“Each of these countries should put into a special fund that part of its debt which exceed 60 percent of its GDP, and should pay that off with tax revenues. Over a period of 20 years, the debt should be reduced to 60 percent,” he [Schaeuble] said.
Schaeuble believes his proposal, which has won qualified support from Chancellor Angela Merkel, would boost confidence as states would be sending a signal they were serious about limiting debt levels to 60 percent of gross domestic product.
At first brush, it seems more of a wishful thinking that Schaeuble’s plan would “boost confidence” of investors. The separation of excess debt to be paid off with tax revenues over 20 years, while symbolic, does not really change the fiscal fundamentals leading to the current crisis in the region–sluggish growth, high debt with a significant portion maturing in the next five years, and the prospect of renewed recession, including Britain and Germany– as illustrated by the interactive charts below from The Economist (updated 12 Nov 2011).
Another development as reported by NYT (NYSE:NYT)is that European leaders are running to the International Monetary Fund (IMF) for help. However, the IMF, in the same boat as the ECB, does not have the resource to really insulate interest rates from further deteriorating at troubled euro zone countries. Furthermore, any way you slice the numbers, the existing IMF funds just won’t work:
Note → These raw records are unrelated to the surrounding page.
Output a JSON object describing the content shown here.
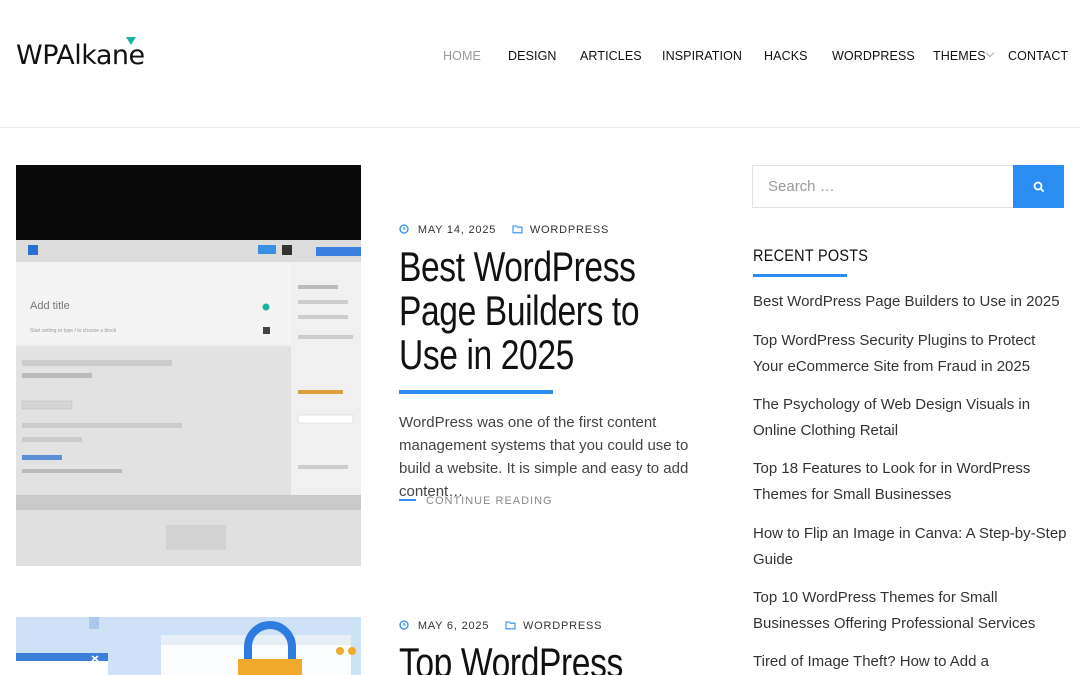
{
  "site": {
    "logo": "WPAlkane"
  },
  "nav": {
    "items": [
      {
        "label": "HOME",
        "active": true
      },
      {
        "label": "DESIGN"
      },
      {
        "label": "ARTICLES"
      },
      {
        "label": "INSPIRATION"
      },
      {
        "label": "HACKS"
      },
      {
        "label": "WORDPRESS"
      },
      {
        "label": "THEMES",
        "has_dropdown": true
      },
      {
        "label": "CONTACT"
      }
    ]
  },
  "posts": [
    {
      "date": "MAY 14, 2025",
      "category": "WORDPRESS",
      "title": "Best WordPress Page Builders to Use in 2025",
      "excerpt": "WordPress was one of the first content management systems that you could use to build a website. It is simple and easy to add content…",
      "read_more": "CONTINUE READING",
      "image_text": {
        "add_title": "Add title",
        "block_hint": "Start writing or type / to choose a block"
      }
    },
    {
      "date": "MAY 6, 2025",
      "category": "WORDPRESS",
      "title": "Top WordPress"
    }
  ],
  "sidebar": {
    "search_placeholder": "Search …",
    "recent_title": "RECENT POSTS",
    "recent_posts": [
      "Best WordPress Page Builders to Use in 2025",
      "Top WordPress Security Plugins to Protect Your eCommerce Site from Fraud in 2025",
      "The Psychology of Web Design Visuals in Online Clothing Retail",
      "Top 18 Features to Look for in WordPress Themes for Small Businesses",
      "How to Flip an Image in Canva: A Step-by-Step Guide",
      "Top 10 WordPress Themes for Small Businesses Offering Professional Services",
      "Tired of Image Theft? How to Add a"
    ]
  },
  "colors": {
    "accent": "#2b8df2",
    "logo_accent": "#1bb3a5",
    "nav_active": "#9a9a9a"
  }
}
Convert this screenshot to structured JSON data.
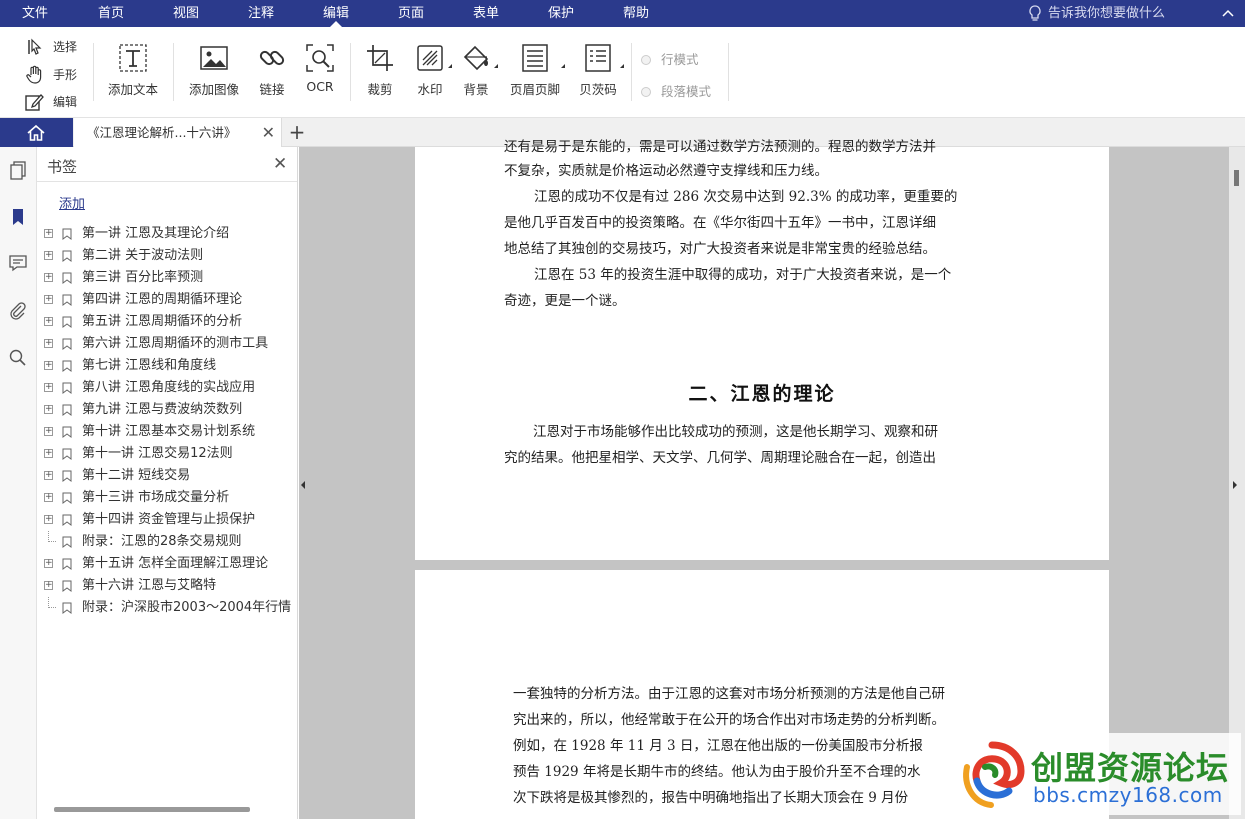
{
  "menubar": {
    "items": [
      "文件",
      "首页",
      "视图",
      "注释",
      "编辑",
      "页面",
      "表单",
      "保护",
      "帮助"
    ],
    "active": "编辑",
    "tell_me": "告诉我你想要做什么"
  },
  "ribbon": {
    "select": "选择",
    "hand": "手形",
    "edit": "编辑",
    "add_text": "添加文本",
    "add_image": "添加图像",
    "link": "链接",
    "ocr": "OCR",
    "crop": "裁剪",
    "watermark": "水印",
    "background": "背景",
    "header_footer": "页眉页脚",
    "bates": "贝茨码",
    "line_mode": "行模式",
    "paragraph_mode": "段落模式"
  },
  "tabs": {
    "doc_title": "《江恩理论解析...十六讲》"
  },
  "panel": {
    "title": "书签",
    "add": "添加",
    "bookmarks": [
      {
        "label": "第一讲  江恩及其理论介绍",
        "expandable": true
      },
      {
        "label": "第二讲  关于波动法则",
        "expandable": true
      },
      {
        "label": "第三讲  百分比率预测",
        "expandable": true
      },
      {
        "label": "第四讲  江恩的周期循环理论",
        "expandable": true
      },
      {
        "label": "第五讲  江恩周期循环的分析",
        "expandable": true
      },
      {
        "label": "第六讲  江恩周期循环的测市工具",
        "expandable": true
      },
      {
        "label": "第七讲  江恩线和角度线",
        "expandable": true
      },
      {
        "label": "第八讲  江恩角度线的实战应用",
        "expandable": true
      },
      {
        "label": "第九讲  江恩与费波纳茨数列",
        "expandable": true
      },
      {
        "label": "第十讲  江恩基本交易计划系统",
        "expandable": true
      },
      {
        "label": "第十一讲  江恩交易12法则",
        "expandable": true
      },
      {
        "label": "第十二讲  短线交易",
        "expandable": true
      },
      {
        "label": "第十三讲  市场成交量分析",
        "expandable": true
      },
      {
        "label": "第十四讲  资金管理与止损保护",
        "expandable": true
      },
      {
        "label": "附录：江恩的28条交易规则",
        "expandable": false
      },
      {
        "label": "第十五讲  怎样全面理解江恩理论",
        "expandable": true
      },
      {
        "label": "第十六讲  江恩与艾略特",
        "expandable": true
      },
      {
        "label": "附录：沪深股市2003～2004年行情",
        "expandable": false
      }
    ]
  },
  "page1": {
    "line0": "还有是易于是东能的，需是可以通过数学方法预测的。程恩的数学方法并",
    "line1": "不复杂，实质就是价格运动必然遵守支撑线和压力线。",
    "line2": "江恩的成功不仅是有过 286 次交易中达到 92.3% 的成功率，更重要的",
    "line3": "是他几乎百发百中的投资策略。在《华尔街四十五年》一书中，江恩详细",
    "line4": "地总结了其独创的交易技巧，对广大投资者来说是非常宝贵的经验总结。",
    "line5": "江恩在 53 年的投资生涯中取得的成功，对于广大投资者来说，是一个",
    "line6": "奇迹，更是一个谜。",
    "heading": "二、江恩的理论",
    "line7": "江恩对于市场能够作出比较成功的预测，这是他长期学习、观察和研",
    "line8": "究的结果。他把星相学、天文学、几何学、周期理论融合在一起，创造出"
  },
  "page2": {
    "line1": "一套独特的分析方法。由于江恩的这套对市场分析预测的方法是他自己研",
    "line2": "究出来的，所以，他经常敢于在公开的场合作出对市场走势的分析判断。",
    "line3": "例如，在 1928 年 11 月 3 日，江恩在他出版的一份美国股市分析报",
    "line4": "预告 1929 年将是长期牛市的终结。他认为由于股价升至不合理的水",
    "line5": "次下跌将是极其惨烈的，报告中明确地指出了长期大顶会在 9 月份"
  },
  "watermark": {
    "title": "创盟资源论坛",
    "url": "bbs.cmzy168.com"
  },
  "colors": {
    "menubar": "#2b3a8c",
    "doc_bg": "#c4c4c4",
    "watermark_green": "#2a8c2a",
    "watermark_blue": "#2b6fd6"
  }
}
“Italy (NYSEARCA:EWI) and Spain (NYSEARCA:EWP) together have total debts of more than $3.3 trillion, with Italy about to roll over $276 billion in debt over in the next six months and Spain about $150 billion. Just those two rollovers would wipe out the amount the fund has available to lend worldwide, about $400 billion.”
To increase IMF funds, support from the United States and China (NYSEARCA:FXI) would be necessary. But the international community has lost patience with the Euro Zone’s political indecisiveness for the past 2+ years.
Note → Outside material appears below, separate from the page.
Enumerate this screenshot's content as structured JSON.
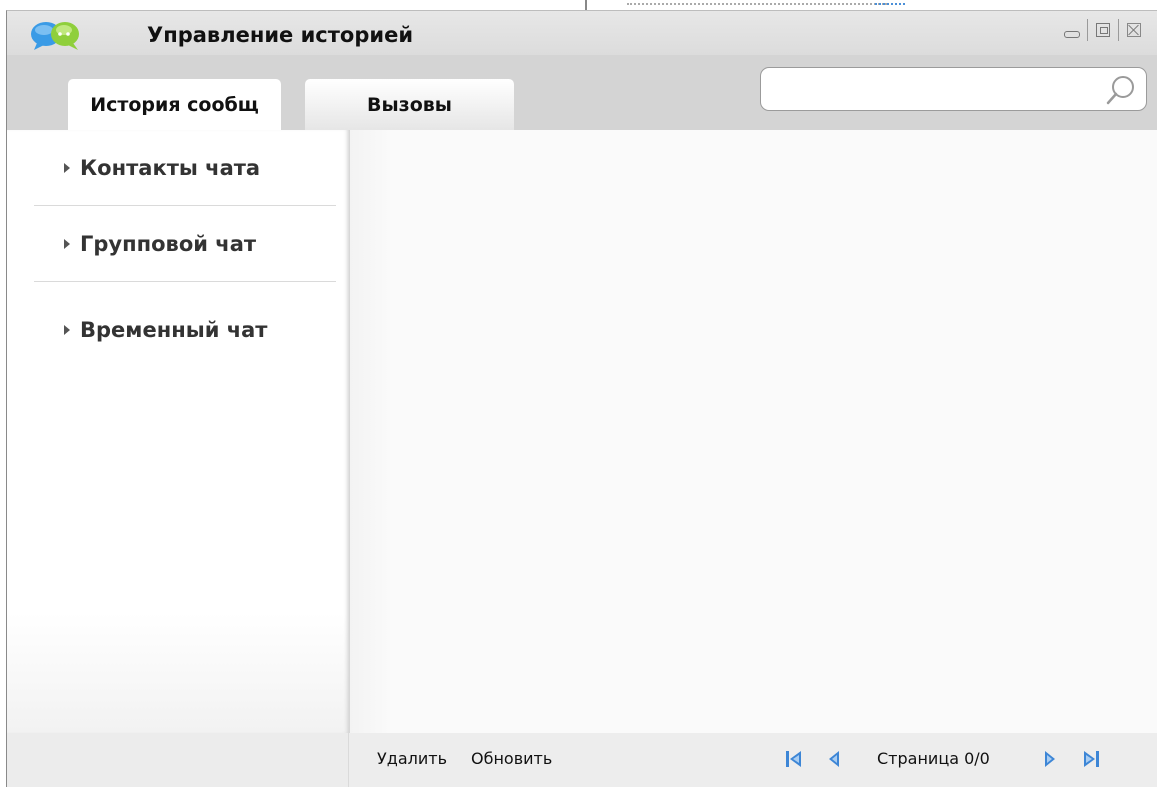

The U.S. so far has signaled a position of no plans to make bilateral loans to the IMF to help stem the Euro crisis. Treasury Geithner said on 15 Nov.:
“It’s Europe’s crisis. Fundamentally, the resolution of this is going to depend on the choices they make going forward. And we hope they make some progress more quickly.”
Moreover, asking Congress for more money to bail out Europe would be an extremely ill-advised move for President Obama, particularly in an election year.
As for China (NYSEARCA:FXI), the country with largest reserves in the world, Bloomberg quoted China’s Vice Foreign Minister Fu Ying as noting (emphasis ours),
China can’t use its $3.2 trillion in foreign exchange reserves to “rescue” European nations and [China] “has done its part” to help the region deal with its financial crisis… The argument that China should rescue Europe does not stand.”
The European union, combined, has enough resource to dig themselves out of this mess if they put their economic (vs. political) minds to it. But it all comes down to money, and the rich Germany (NYSEARCA:EWG) is not going to take on more risk without serious austerity commitments from the high-debt peripherals. But countries such Greece, Spain and Italy all are having difficulties pushing through some heavy-duty austerity reform after years of living beyond their means.
Meanwhile, Geithner will travel to Europe, ahead of the EU Brussels Summit on 9 December, to push the Europeans for quicker and more decisive action. Nevertheless, most likely, the EU will act just the opposite of whatever message Geithner’s trying to deliver, even if solely just to avoid the appearance of bowing to the U.S.
There are hard decisions that need to be made long ago, and when push comes to shove, they will get implemented quite swiftly by EU. However, the new dollar liquidity injection from six central banks essentially took the urgency out of a much needed decisive resolution, and the so-called crunch summit, like almost all multi-national summits, most likely would end up with very little accomplished.